Records for the exercise:
_____
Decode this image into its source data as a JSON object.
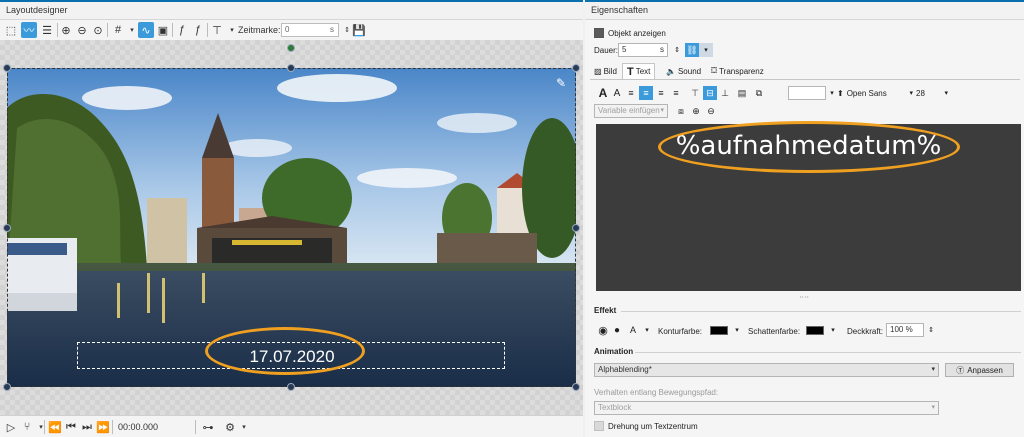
{
  "left_panel": {
    "title": "Layoutdesigner",
    "toolbar": {
      "zeitmarke_label": "Zeitmarke:",
      "zeitmarke_value": "0",
      "zeitmarke_unit": "s"
    },
    "date_text": "17.07.2020",
    "timecode": "00:00.000"
  },
  "right_panel": {
    "title": "Eigenschaften",
    "show_object_label": "Objekt anzeigen",
    "duration_label": "Dauer:",
    "duration_value": "5",
    "duration_unit": "s",
    "tabs": [
      {
        "label": "Bild"
      },
      {
        "label": "Text"
      },
      {
        "label": "Sound"
      },
      {
        "label": "Transparenz"
      }
    ],
    "font_name": "Open Sans",
    "font_size": "28",
    "insert_variable": "Variable einfügen",
    "editor_text": "%aufnahmedatum%",
    "effect": {
      "section_label": "Effekt",
      "outline_color_label": "Konturfarbe:",
      "shadow_color_label": "Schattenfarbe:",
      "opacity_label": "Deckkraft:",
      "opacity_value": "100 %"
    },
    "animation": {
      "section_label": "Animation",
      "selected": "Alphablending*",
      "customize_button": "Anpassen",
      "path_behavior_label": "Verhalten entlang Bewegungspfad:",
      "path_behavior_value": "Textblock",
      "rotate_label": "Drehung um Textzentrum"
    }
  },
  "colors": {
    "accent": "#0c6fae",
    "highlight": "#f0a020",
    "active_button": "#3b9ad9",
    "editor_bg": "#3c3c3c"
  }
}
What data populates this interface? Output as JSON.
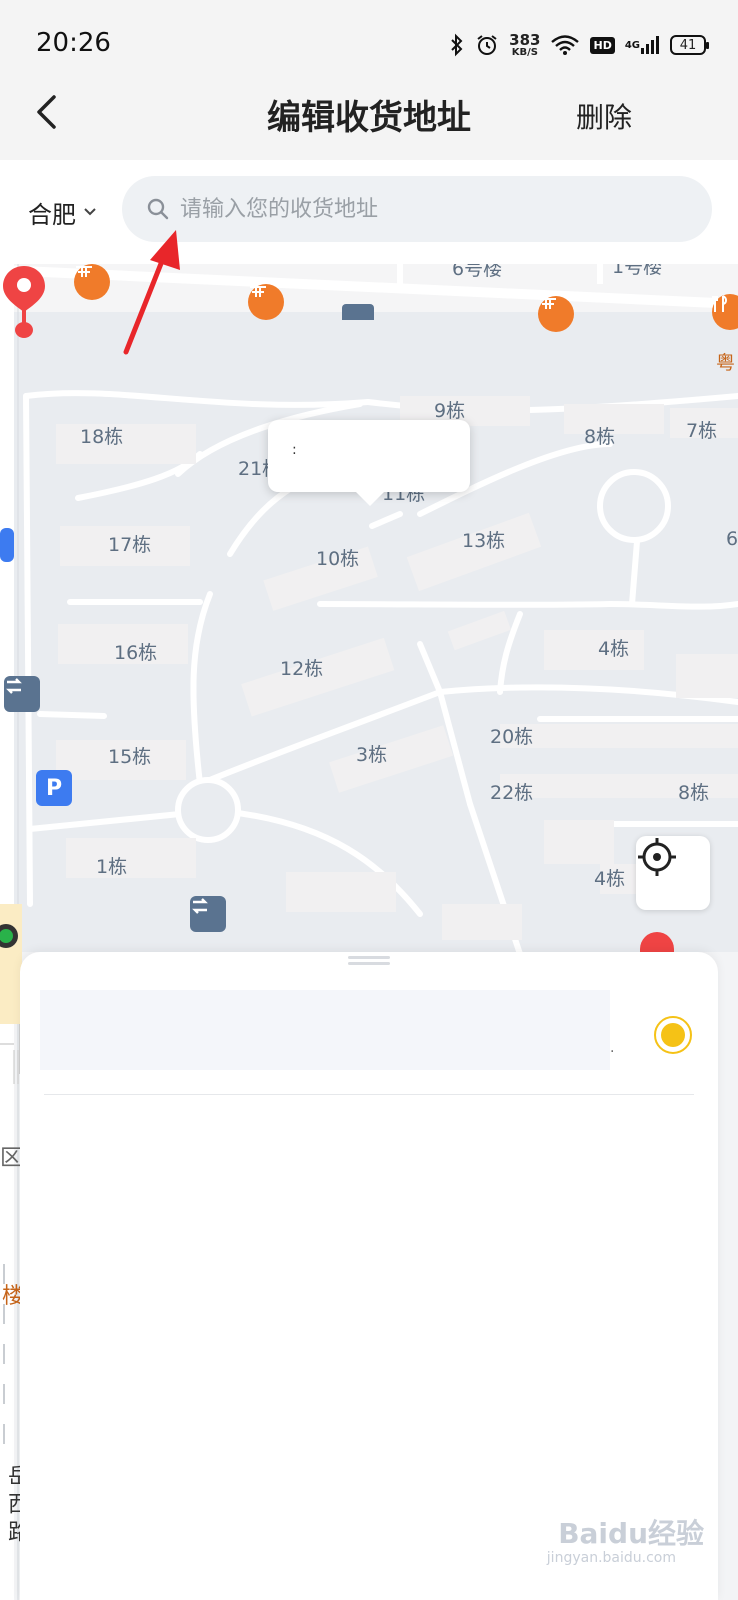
{
  "status_bar": {
    "time": "20:26",
    "net_speed": "383",
    "net_unit": "KB/S",
    "hd": "HD",
    "signal": "4G",
    "battery": "41"
  },
  "header": {
    "title": "编辑收货地址",
    "delete_label": "删除"
  },
  "search": {
    "city": "合肥",
    "placeholder": "请输入您的收货地址"
  },
  "map": {
    "labels": [
      "6号楼",
      "1号楼",
      "9栋",
      "18栋",
      "8栋",
      "7栋",
      "21栋",
      "11栋",
      "13栋",
      "17栋",
      "10栋",
      "16栋",
      "12栋",
      "4栋",
      "20栋",
      "15栋",
      "3栋",
      "22栋",
      "8栋",
      "1栋",
      "4栋",
      "6"
    ],
    "side_labels": {
      "district": "区",
      "building": "楼",
      "poi_text": "粤",
      "street": "岳西路"
    },
    "bubble_text": ":",
    "poi_parking": "P"
  },
  "sheet": {
    "address_suffix": "."
  },
  "watermark": {
    "brand": "Baidu经验",
    "url": "jingyan.baidu.com"
  },
  "colors": {
    "accent": "#f5c216",
    "pin": "#ef4444",
    "poi_orange": "#f07b2a",
    "annotation_arrow": "#e8262a"
  }
}
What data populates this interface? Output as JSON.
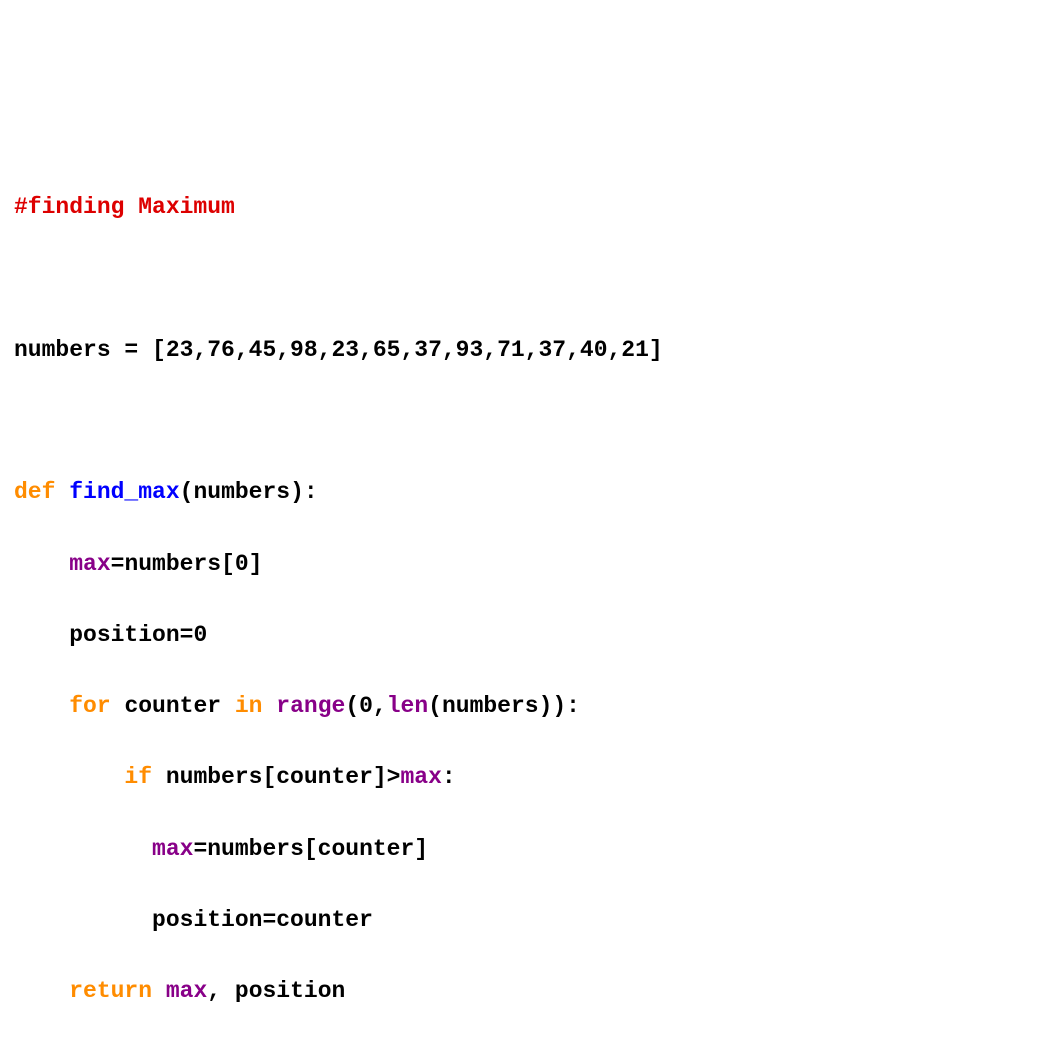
{
  "code": {
    "comment": "#finding Maximum",
    "assign_numbers": "numbers = [23,76,45,98,23,65,37,93,71,37,40,21]",
    "kw_def": "def",
    "func_name": " find_max",
    "def_rest": "(numbers):",
    "indent1": "    ",
    "indent2": "        ",
    "indent25": "          ",
    "builtin_max": "max",
    "max_init_rest": "=numbers[0]",
    "pos_init": "position=0",
    "kw_for": "for",
    "for_counter": " counter ",
    "kw_in": "in",
    "space": " ",
    "builtin_range": "range",
    "for_after_range": "(0,",
    "builtin_len": "len",
    "for_tail": "(numbers)):",
    "kw_if": "if",
    "if_middle": " numbers[counter]>",
    "colon": ":",
    "max_assign_rest": "=numbers[counter]",
    "pos_assign": "position=counter",
    "kw_return": "return",
    "return_rest": ", position"
  }
}
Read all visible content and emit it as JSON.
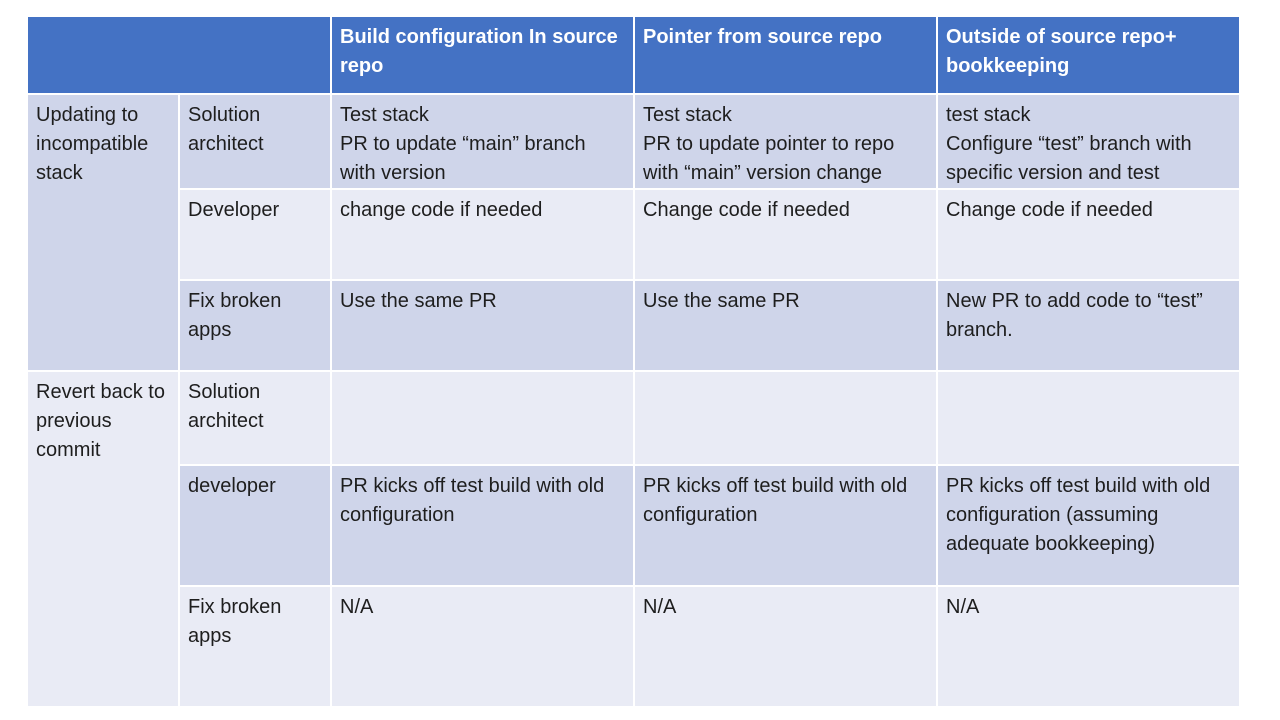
{
  "header": {
    "corner": "",
    "col1": "Build configuration In source repo",
    "col2": "Pointer from source repo",
    "col3": "Outside of source repo+ bookkeeping"
  },
  "groups": [
    {
      "label": "Updating to incompatible stack",
      "rows": [
        {
          "role": "Solution architect",
          "c1": "Test stack\nPR to update “main” branch with version",
          "c2": "Test stack\nPR to update pointer to repo with “main” version change",
          "c3": "test stack\nConfigure “test” branch with specific version and test"
        },
        {
          "role": "Developer",
          "c1": "change code if needed",
          "c2": "Change code if needed",
          "c3": "Change code if needed"
        },
        {
          "role": "Fix broken apps",
          "c1": "Use the same PR",
          "c2": "Use the same PR",
          "c3": "New PR to add code to “test” branch."
        }
      ]
    },
    {
      "label": "Revert back to previous commit",
      "rows": [
        {
          "role": "Solution architect",
          "c1": "",
          "c2": "",
          "c3": ""
        },
        {
          "role": "developer",
          "c1": "PR kicks off test build with old configuration",
          "c2": "PR kicks off test build with old configuration",
          "c3": "PR kicks off test build with old configuration (assuming adequate bookkeeping)"
        },
        {
          "role": "Fix broken apps",
          "c1": "N/A",
          "c2": "N/A",
          "c3": "N/A"
        }
      ]
    }
  ],
  "colors": {
    "header": "#4472c4",
    "band_dark": "#cfd5ea",
    "band_light": "#e9ebf5"
  }
}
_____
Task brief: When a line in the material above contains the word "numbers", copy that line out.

Solution for this task:
    "assign_numbers": "numbers = [23,76,45,98,23,65,37,93,71,37,40,21]",
    "def_rest": "(numbers):",
    "max_init_rest": "=numbers[0]",
    "for_tail": "(numbers)):",
    "if_middle": " numbers[counter]>",
    "max_assign_rest": "=numbers[counter]",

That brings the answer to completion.